Equality politics a fallacy
What happened to being a woman, biology and all? In ALEXIS STUART’S experience, it is women’s difference that has the potential power to civilise men.
I was the feminist poster child. How could I be anything else? I had been indoctrinated for years. I had been taught it all, from French existentialist Simone de Beauvoir to Victoria University feminist economist Prue Hyman.
I remember indoctrinating my own pupils under the guiding hand of my lecturer at teachers’ college. She smiled approvingly as I brainwashed wide-eyed 15-year-olds about the hegemonic patriarchy.
Initially, I knew nothing of the undercurrent of sexual politics and the new doctrine that gender was a mere theatrical performance. By the time I was 20, the message was that women had to be liberated from their biology. By 25, the heart of equality politics was the need to destabilise the categories of male and female. Now some government forms have an indeterminate option after the male/female box.
The more I think about it, the more I dislike equality politics. It may have fermented in the Women’s Socialist Action League in the early 1970s, but it now permeates every political party from the Left to the Right.
Recent media coverage has fingered the obvious personalities involved in the Women’s Socialist Action League. The fact that many of New Zealand’s high-profile women were involved is not evidence of any conspiracy. They just took part in a major cultural shift that is sweeping us all away.
I’ve been called a radical. Perhaps I am. But it wasn’t so long ago that the aspiration of the Socialist Action League was considered radical. Now their action plan from 1974 is mainstream.
The feminists of 1974 planned to rid New Zealand of marriage, female child-rearing and domesticity. They argued that women would never be free without a social revolution against the family.
Capitalism, they argued, depends on the oppressive patriarchal family. It must be replaced with state childcare and sexual freedom.
Children should no longer belong to their parents but should be the responsibility of the Government. Prostitution had to be legalised, the Government had to supply unrestricted abortion, and women had to be financially independent from men.

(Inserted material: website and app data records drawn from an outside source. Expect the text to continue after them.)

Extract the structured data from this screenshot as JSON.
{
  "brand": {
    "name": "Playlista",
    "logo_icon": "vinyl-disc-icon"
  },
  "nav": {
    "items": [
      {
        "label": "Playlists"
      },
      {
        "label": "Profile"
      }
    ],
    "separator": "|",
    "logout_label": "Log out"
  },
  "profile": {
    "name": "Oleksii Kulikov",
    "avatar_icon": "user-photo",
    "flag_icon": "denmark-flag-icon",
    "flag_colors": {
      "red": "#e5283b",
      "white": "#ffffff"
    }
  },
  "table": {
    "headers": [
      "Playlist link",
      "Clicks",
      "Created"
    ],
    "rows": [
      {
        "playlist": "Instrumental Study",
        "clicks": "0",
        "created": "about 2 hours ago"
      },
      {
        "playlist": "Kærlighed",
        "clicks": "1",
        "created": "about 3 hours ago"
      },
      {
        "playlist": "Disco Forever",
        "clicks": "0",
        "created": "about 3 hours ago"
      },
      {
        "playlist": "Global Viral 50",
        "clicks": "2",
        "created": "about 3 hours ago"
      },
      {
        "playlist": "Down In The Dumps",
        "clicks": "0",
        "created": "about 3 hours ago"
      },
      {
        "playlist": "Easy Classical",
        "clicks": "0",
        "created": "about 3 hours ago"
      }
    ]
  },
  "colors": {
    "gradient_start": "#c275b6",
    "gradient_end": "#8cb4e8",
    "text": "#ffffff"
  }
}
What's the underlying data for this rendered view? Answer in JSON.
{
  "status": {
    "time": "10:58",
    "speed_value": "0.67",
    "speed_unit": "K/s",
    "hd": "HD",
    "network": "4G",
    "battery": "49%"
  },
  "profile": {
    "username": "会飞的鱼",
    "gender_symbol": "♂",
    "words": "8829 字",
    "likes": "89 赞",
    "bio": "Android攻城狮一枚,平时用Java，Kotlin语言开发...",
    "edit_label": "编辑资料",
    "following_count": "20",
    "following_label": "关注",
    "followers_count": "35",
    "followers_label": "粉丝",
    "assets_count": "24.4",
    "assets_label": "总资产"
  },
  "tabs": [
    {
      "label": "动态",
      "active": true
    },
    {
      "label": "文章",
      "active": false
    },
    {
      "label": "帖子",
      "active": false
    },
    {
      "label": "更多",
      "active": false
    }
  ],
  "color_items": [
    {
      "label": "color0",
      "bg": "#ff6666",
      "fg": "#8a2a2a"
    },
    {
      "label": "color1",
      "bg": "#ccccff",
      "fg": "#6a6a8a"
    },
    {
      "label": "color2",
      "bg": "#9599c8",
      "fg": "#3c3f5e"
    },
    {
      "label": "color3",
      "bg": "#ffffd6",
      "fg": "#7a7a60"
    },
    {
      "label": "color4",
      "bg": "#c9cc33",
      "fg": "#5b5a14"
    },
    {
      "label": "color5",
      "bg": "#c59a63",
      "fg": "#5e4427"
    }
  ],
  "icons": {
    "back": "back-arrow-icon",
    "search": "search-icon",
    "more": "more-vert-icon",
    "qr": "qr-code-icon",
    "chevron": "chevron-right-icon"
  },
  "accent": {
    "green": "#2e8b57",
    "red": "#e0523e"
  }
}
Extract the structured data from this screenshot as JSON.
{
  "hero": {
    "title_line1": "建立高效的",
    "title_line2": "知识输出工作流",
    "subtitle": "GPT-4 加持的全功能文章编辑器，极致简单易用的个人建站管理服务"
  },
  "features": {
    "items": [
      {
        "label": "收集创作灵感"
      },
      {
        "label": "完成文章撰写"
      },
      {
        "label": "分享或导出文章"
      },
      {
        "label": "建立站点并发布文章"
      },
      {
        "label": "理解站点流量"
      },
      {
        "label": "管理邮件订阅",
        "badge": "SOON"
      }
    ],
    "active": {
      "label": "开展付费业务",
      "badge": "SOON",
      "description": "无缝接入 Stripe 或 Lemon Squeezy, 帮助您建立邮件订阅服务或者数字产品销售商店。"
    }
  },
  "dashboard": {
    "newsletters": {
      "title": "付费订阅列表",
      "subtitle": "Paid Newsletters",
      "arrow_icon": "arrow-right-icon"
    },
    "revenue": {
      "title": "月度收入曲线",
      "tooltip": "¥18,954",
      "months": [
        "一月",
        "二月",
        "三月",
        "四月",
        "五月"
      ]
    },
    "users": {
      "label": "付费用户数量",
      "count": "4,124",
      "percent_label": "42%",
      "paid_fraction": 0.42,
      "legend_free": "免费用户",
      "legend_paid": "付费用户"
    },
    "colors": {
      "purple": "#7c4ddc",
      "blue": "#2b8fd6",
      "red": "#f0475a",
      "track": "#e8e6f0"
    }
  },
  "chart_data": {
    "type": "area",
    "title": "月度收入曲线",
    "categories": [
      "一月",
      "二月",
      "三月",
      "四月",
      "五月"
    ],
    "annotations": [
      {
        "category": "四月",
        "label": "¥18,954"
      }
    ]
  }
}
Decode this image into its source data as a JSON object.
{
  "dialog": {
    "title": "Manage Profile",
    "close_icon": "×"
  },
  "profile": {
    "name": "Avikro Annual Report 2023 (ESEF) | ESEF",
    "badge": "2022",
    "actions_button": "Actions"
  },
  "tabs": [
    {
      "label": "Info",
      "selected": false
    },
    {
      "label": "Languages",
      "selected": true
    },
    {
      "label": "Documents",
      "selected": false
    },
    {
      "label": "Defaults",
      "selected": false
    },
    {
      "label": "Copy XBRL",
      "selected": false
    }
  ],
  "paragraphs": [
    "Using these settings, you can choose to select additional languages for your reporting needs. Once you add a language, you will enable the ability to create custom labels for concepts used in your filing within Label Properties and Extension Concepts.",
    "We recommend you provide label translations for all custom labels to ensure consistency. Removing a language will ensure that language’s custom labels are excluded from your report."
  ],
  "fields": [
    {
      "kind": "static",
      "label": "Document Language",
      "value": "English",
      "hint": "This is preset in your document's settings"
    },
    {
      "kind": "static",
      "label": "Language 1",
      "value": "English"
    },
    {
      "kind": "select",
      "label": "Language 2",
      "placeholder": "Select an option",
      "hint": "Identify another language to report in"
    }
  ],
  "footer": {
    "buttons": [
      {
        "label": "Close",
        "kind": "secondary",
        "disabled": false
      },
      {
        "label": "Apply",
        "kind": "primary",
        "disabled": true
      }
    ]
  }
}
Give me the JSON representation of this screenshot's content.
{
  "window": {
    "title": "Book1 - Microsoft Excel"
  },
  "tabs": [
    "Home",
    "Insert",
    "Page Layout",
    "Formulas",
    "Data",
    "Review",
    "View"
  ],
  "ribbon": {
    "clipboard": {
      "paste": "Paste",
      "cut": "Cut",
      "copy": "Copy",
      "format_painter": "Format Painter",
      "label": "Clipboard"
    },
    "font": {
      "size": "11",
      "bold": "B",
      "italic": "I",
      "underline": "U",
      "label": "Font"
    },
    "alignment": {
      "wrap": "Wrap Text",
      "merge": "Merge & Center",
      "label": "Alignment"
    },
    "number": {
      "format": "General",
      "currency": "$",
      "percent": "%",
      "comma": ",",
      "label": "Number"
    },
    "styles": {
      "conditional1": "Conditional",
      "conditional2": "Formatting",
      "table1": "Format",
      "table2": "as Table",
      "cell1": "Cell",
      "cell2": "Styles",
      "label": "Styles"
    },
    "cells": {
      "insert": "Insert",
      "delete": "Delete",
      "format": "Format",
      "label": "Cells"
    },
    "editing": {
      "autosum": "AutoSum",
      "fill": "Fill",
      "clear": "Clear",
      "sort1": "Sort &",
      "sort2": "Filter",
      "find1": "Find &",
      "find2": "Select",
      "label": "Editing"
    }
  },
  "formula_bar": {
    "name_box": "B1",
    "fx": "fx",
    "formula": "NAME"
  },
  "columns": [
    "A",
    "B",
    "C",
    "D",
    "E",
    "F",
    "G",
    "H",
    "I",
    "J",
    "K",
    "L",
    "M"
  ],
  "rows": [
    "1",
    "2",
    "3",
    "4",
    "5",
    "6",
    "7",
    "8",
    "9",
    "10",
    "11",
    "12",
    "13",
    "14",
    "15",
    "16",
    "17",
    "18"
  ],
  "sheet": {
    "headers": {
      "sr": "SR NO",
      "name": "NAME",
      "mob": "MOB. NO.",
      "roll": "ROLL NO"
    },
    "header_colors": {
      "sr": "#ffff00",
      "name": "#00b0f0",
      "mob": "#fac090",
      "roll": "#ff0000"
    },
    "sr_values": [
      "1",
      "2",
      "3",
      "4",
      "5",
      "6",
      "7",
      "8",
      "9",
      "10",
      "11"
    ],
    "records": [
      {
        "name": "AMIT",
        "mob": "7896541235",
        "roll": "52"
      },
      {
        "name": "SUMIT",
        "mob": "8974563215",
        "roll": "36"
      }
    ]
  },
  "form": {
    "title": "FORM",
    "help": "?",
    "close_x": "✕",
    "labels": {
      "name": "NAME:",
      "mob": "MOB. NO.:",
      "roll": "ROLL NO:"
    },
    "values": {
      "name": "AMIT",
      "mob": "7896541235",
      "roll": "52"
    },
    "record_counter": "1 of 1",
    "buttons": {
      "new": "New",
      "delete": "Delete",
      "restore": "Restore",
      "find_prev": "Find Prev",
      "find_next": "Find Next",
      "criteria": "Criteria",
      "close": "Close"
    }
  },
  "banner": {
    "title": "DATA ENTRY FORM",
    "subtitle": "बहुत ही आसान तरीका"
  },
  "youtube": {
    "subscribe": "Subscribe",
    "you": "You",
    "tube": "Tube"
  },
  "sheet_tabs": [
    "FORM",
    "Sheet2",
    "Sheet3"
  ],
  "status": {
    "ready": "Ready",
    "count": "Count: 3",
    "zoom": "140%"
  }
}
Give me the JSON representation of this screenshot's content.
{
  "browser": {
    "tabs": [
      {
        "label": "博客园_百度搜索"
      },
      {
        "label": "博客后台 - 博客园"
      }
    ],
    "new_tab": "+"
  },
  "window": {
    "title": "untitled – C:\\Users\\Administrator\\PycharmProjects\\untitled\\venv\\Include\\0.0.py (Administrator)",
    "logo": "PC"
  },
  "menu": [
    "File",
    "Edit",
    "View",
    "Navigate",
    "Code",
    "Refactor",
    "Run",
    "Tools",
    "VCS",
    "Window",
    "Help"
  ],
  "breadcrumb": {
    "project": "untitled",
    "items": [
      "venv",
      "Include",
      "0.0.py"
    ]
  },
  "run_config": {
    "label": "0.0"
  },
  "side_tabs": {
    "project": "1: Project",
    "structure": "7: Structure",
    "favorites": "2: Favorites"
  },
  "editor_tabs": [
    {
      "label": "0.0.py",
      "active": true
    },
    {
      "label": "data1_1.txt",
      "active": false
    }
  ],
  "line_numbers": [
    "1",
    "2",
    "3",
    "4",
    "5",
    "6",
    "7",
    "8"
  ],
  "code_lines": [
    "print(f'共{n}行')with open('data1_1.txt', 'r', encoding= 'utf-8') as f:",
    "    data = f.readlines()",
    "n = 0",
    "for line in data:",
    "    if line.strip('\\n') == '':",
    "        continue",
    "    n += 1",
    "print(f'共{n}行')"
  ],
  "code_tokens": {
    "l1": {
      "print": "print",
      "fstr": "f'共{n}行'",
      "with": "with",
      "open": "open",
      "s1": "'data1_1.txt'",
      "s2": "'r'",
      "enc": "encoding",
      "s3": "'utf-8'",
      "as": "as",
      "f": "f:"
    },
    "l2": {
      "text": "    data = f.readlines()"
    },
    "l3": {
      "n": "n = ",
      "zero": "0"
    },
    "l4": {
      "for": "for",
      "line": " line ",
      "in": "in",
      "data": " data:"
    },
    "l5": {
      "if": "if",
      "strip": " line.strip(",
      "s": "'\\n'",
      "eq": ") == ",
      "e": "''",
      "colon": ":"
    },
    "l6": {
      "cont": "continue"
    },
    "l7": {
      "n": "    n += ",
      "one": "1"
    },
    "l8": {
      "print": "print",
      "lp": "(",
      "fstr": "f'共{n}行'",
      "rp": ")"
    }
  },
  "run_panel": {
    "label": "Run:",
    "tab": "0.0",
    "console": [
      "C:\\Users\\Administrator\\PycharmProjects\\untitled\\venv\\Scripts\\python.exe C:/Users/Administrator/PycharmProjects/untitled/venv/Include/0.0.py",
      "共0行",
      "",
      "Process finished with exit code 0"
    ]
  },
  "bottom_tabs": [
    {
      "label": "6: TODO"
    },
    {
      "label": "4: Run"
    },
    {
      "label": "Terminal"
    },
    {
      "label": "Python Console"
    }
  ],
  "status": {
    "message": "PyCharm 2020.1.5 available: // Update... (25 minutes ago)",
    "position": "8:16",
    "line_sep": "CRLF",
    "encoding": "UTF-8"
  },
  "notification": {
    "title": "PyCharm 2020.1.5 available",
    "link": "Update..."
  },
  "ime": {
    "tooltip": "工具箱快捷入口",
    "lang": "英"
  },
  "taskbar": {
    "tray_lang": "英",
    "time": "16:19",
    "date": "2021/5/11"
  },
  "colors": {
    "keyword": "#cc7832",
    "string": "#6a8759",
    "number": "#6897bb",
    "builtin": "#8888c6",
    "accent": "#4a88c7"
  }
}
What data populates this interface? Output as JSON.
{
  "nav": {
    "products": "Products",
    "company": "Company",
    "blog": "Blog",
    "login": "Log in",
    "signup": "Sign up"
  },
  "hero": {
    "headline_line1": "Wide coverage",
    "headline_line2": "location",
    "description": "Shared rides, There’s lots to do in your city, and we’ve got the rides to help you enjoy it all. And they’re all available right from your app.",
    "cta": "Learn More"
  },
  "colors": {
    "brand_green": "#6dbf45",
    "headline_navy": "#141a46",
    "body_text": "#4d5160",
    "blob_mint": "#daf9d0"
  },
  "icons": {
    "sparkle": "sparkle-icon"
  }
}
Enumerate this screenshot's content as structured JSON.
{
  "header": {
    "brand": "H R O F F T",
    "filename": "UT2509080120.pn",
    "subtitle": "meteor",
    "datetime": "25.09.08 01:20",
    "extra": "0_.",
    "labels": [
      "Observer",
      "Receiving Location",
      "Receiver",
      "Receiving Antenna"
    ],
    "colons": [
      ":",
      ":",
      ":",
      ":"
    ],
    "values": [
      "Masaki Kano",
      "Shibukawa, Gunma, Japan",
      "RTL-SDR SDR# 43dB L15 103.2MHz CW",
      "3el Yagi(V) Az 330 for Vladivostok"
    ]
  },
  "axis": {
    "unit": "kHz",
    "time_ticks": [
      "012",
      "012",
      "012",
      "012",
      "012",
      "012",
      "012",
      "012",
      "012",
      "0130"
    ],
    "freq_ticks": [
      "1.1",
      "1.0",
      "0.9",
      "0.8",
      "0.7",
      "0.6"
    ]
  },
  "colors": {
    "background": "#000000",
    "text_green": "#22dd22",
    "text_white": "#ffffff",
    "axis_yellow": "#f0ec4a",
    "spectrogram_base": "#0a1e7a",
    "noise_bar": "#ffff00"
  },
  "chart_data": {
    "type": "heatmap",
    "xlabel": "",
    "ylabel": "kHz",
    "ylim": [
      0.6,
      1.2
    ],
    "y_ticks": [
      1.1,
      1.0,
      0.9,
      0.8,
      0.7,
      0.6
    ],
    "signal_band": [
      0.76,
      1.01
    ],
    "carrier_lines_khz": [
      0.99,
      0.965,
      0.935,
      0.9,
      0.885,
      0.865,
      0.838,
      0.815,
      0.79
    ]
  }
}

It is hardly surprising that some younger women feel short-changed by the older radicals who are now our bosses, headmistresses and Prime Minister.